Non-technical Abstract Colloids are collections of small particles suspended in a liquid. They occur in many different places in everyday life, such as paints and milk. The properties of these colloids can be controlled by varying the size and composition of the particles allowing them to serve as models for atomic systems. This project will explore the properties of colloids to obtain a better understanding of the various phases (liquids, crystals, glasses) of atomic and molecular systems. Colloids offer an advantage in this study since the location of individual particles can be tracked in 3D. In addition, the PI's will develop new techniques that will allow more control of the particles in the colloids. The project will provide training for graduate and undergraduate students in state-of-the-art synthesis and measurement techniques. In addition, the relative simplicity and the visual character of the experiments make them highly accessible to the public.

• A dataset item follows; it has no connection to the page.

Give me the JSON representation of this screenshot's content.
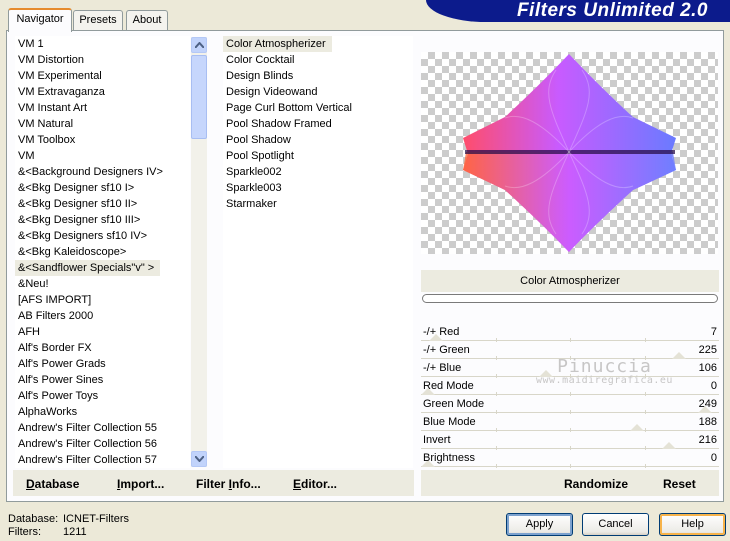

This project will use colloidal particles as models for the study of interesting and important phase behavior of a variety of solid phases. Colloids offer the unique advantage in that the motion of individual particles can be tracked. This enables direct three-dimensional, time-dependent imaging of complex dynamic processes, such as crystallization, nucleation or deformation, on the molecular level; these processes are common to both colloidal systems as well as molecular systems. This capability will be exploited in the work proposed to investigate new properties of the phase behavior of solids, including phase transitions between amorphous and crystalline states, solid-solid phase transitions and the nature and dynamics of the amorphous state and the interfaces of crystalline materials. An important part of the project is the development of new experimental tools. One of them is the "electric bottle", in which the particle density is controlled by dielectrophoresis. New types of electrodes are being developed to aid in the study of phase transformations, in particular homogeneous crystal nucleation from the melt and solid-solid transformations. A second tool being developed is a highly sensitive traction-force method for measuring the stress in a colloidal crystal or glass during deformation. The tool will also present the rheology community with a new, highly sensitive instrument. The colloids also provide a unique opportunity to study the mobility and fluctuation dynamics of a large variety of random and engineered three-dimensional grain boundaries.